● Task inputs:
□ □ □
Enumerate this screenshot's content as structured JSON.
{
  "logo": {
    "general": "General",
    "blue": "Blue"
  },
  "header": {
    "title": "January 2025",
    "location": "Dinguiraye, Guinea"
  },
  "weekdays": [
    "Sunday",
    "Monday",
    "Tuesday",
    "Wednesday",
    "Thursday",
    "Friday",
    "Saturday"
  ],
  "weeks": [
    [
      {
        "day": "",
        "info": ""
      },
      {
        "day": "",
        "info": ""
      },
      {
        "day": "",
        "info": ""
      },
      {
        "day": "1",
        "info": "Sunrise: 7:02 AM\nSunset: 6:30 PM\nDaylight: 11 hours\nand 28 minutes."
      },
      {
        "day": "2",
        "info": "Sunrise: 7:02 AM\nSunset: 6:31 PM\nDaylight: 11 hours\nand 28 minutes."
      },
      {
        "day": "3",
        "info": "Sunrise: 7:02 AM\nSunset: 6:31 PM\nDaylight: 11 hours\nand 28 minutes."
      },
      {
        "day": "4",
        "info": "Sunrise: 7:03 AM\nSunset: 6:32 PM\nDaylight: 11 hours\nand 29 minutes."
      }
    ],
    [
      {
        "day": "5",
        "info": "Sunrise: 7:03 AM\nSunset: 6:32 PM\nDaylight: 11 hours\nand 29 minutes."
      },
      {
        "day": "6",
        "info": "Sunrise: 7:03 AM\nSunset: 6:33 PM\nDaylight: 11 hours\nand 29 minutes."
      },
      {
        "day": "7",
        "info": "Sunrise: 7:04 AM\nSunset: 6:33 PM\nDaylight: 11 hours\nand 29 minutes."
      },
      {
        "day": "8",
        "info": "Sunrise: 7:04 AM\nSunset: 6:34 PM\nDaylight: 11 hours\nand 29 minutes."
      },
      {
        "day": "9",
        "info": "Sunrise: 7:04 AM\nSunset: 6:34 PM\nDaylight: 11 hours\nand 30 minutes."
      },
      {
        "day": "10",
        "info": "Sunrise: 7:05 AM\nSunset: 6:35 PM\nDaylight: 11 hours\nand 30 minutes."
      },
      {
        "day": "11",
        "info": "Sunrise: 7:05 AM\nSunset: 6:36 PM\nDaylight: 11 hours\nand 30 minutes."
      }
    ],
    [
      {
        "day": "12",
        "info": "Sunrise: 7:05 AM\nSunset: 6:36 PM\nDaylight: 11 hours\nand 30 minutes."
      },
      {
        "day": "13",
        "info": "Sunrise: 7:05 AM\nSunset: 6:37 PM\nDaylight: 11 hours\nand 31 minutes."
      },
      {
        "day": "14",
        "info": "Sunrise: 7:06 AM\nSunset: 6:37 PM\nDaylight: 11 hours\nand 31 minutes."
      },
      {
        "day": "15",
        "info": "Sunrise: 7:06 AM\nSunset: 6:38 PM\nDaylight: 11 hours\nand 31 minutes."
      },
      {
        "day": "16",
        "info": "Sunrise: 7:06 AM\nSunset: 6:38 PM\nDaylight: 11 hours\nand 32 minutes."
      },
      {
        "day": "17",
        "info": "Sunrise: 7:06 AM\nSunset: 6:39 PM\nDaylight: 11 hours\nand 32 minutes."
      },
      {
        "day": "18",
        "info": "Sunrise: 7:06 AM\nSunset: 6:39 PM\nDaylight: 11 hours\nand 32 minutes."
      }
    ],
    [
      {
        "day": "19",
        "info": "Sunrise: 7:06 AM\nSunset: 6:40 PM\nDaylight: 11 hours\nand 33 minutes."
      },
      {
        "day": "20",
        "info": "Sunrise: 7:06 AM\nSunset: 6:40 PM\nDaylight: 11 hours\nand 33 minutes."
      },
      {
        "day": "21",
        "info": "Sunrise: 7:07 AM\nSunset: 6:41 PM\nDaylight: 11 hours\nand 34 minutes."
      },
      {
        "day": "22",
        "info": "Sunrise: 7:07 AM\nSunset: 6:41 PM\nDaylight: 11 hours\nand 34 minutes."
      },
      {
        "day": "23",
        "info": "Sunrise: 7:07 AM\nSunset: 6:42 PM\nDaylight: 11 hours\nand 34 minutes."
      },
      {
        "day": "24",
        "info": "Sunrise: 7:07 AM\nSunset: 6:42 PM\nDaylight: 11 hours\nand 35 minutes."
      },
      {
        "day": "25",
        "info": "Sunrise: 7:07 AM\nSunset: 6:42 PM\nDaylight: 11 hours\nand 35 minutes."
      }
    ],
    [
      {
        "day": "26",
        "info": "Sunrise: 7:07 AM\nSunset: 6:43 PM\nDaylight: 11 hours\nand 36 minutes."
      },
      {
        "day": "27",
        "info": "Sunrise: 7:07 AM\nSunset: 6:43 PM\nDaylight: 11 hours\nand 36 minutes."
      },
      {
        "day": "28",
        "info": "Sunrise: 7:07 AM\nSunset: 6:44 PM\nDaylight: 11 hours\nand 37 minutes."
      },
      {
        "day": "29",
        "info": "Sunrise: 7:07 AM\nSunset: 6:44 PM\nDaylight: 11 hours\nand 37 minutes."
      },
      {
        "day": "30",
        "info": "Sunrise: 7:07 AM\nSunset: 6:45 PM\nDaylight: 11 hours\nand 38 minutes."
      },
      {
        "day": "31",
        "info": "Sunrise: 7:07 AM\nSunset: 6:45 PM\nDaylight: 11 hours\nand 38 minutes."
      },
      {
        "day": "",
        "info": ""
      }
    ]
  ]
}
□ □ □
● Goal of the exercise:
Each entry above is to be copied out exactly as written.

● Solution to this task:
Enumerate this screenshot's content as structured JSON.
{
  "logo": {
    "general": "General",
    "blue": "Blue"
  },
  "header": {
    "title": "January 2025",
    "location": "Dinguiraye, Guinea"
  },
  "weekdays": [
    "Sunday",
    "Monday",
    "Tuesday",
    "Wednesday",
    "Thursday",
    "Friday",
    "Saturday"
  ],
  "weeks": [
    [
      {
        "day": "",
        "info": ""
      },
      {
        "day": "",
        "info": ""
      },
      {
        "day": "",
        "info": ""
      },
      {
        "day": "1",
        "info": "Sunrise: 7:02 AM\nSunset: 6:30 PM\nDaylight: 11 hours\nand 28 minutes."
      },
      {
        "day": "2",
        "info": "Sunrise: 7:02 AM\nSunset: 6:31 PM\nDaylight: 11 hours\nand 28 minutes."
      },
      {
        "day": "3",
        "info": "Sunrise: 7:02 AM\nSunset: 6:31 PM\nDaylight: 11 hours\nand 28 minutes."
      },
      {
        "day": "4",
        "info": "Sunrise: 7:03 AM\nSunset: 6:32 PM\nDaylight: 11 hours\nand 29 minutes."
      }
    ],
    [
      {
        "day": "5",
        "info": "Sunrise: 7:03 AM\nSunset: 6:32 PM\nDaylight: 11 hours\nand 29 minutes."
      },
      {
        "day": "6",
        "info": "Sunrise: 7:03 AM\nSunset: 6:33 PM\nDaylight: 11 hours\nand 29 minutes."
      },
      {
        "day": "7",
        "info": "Sunrise: 7:04 AM\nSunset: 6:33 PM\nDaylight: 11 hours\nand 29 minutes."
      },
      {
        "day": "8",
        "info": "Sunrise: 7:04 AM\nSunset: 6:34 PM\nDaylight: 11 hours\nand 29 minutes."
      },
      {
        "day": "9",
        "info": "Sunrise: 7:04 AM\nSunset: 6:34 PM\nDaylight: 11 hours\nand 30 minutes."
      },
      {
        "day": "10",
        "info": "Sunrise: 7:05 AM\nSunset: 6:35 PM\nDaylight: 11 hours\nand 30 minutes."
      },
      {
        "day": "11",
        "info": "Sunrise: 7:05 AM\nSunset: 6:36 PM\nDaylight: 11 hours\nand 30 minutes."
      }
    ],
    [
      {
        "day": "12",
        "info": "Sunrise: 7:05 AM\nSunset: 6:36 PM\nDaylight: 11 hours\nand 30 minutes."
      },
      {
        "day": "13",
        "info": "Sunrise: 7:05 AM\nSunset: 6:37 PM\nDaylight: 11 hours\nand 31 minutes."
      },
      {
        "day": "14",
        "info": "Sunrise: 7:06 AM\nSunset: 6:37 PM\nDaylight: 11 hours\nand 31 minutes."
      },
      {
        "day": "15",
        "info": "Sunrise: 7:06 AM\nSunset: 6:38 PM\nDaylight: 11 hours\nand 31 minutes."
      },
      {
        "day": "16",
        "info": "Sunrise: 7:06 AM\nSunset: 6:38 PM\nDaylight: 11 hours\nand 32 minutes."
      },
      {
        "day": "17",
        "info": "Sunrise: 7:06 AM\nSunset: 6:39 PM\nDaylight: 11 hours\nand 32 minutes."
      },
      {
        "day": "18",
        "info": "Sunrise: 7:06 AM\nSunset: 6:39 PM\nDaylight: 11 hours\nand 32 minutes."
      }
    ],
    [
      {
        "day": "19",
        "info": "Sunrise: 7:06 AM\nSunset: 6:40 PM\nDaylight: 11 hours\nand 33 minutes."
      },
      {
        "day": "20",
        "info": "Sunrise: 7:06 AM\nSunset: 6:40 PM\nDaylight: 11 hours\nand 33 minutes."
      },
      {
        "day": "21",
        "info": "Sunrise: 7:07 AM\nSunset: 6:41 PM\nDaylight: 11 hours\nand 34 minutes."
      },
      {
        "day": "22",
        "info": "Sunrise: 7:07 AM\nSunset: 6:41 PM\nDaylight: 11 hours\nand 34 minutes."
      },
      {
        "day": "23",
        "info": "Sunrise: 7:07 AM\nSunset: 6:42 PM\nDaylight: 11 hours\nand 34 minutes."
      },
      {
        "day": "24",
        "info": "Sunrise: 7:07 AM\nSunset: 6:42 PM\nDaylight: 11 hours\nand 35 minutes."
      },
      {
        "day": "25",
        "info": "Sunrise: 7:07 AM\nSunset: 6:42 PM\nDaylight: 11 hours\nand 35 minutes."
      }
    ],
    [
      {
        "day": "26",
        "info": "Sunrise: 7:07 AM\nSunset: 6:43 PM\nDaylight: 11 hours\nand 36 minutes."
      },
      {
        "day": "27",
        "info": "Sunrise: 7:07 AM\nSunset: 6:43 PM\nDaylight: 11 hours\nand 36 minutes."
      },
      {
        "day": "28",
        "info": "Sunrise: 7:07 AM\nSunset: 6:44 PM\nDaylight: 11 hours\nand 37 minutes."
      },
      {
        "day": "29",
        "info": "Sunrise: 7:07 AM\nSunset: 6:44 PM\nDaylight: 11 hours\nand 37 minutes."
      },
      {
        "day": "30",
        "info": "Sunrise: 7:07 AM\nSunset: 6:45 PM\nDaylight: 11 hours\nand 38 minutes."
      },
      {
        "day": "31",
        "info": "Sunrise: 7:07 AM\nSunset: 6:45 PM\nDaylight: 11 hours\nand 38 minutes."
      },
      {
        "day": "",
        "info": ""
      }
    ]
  ]
}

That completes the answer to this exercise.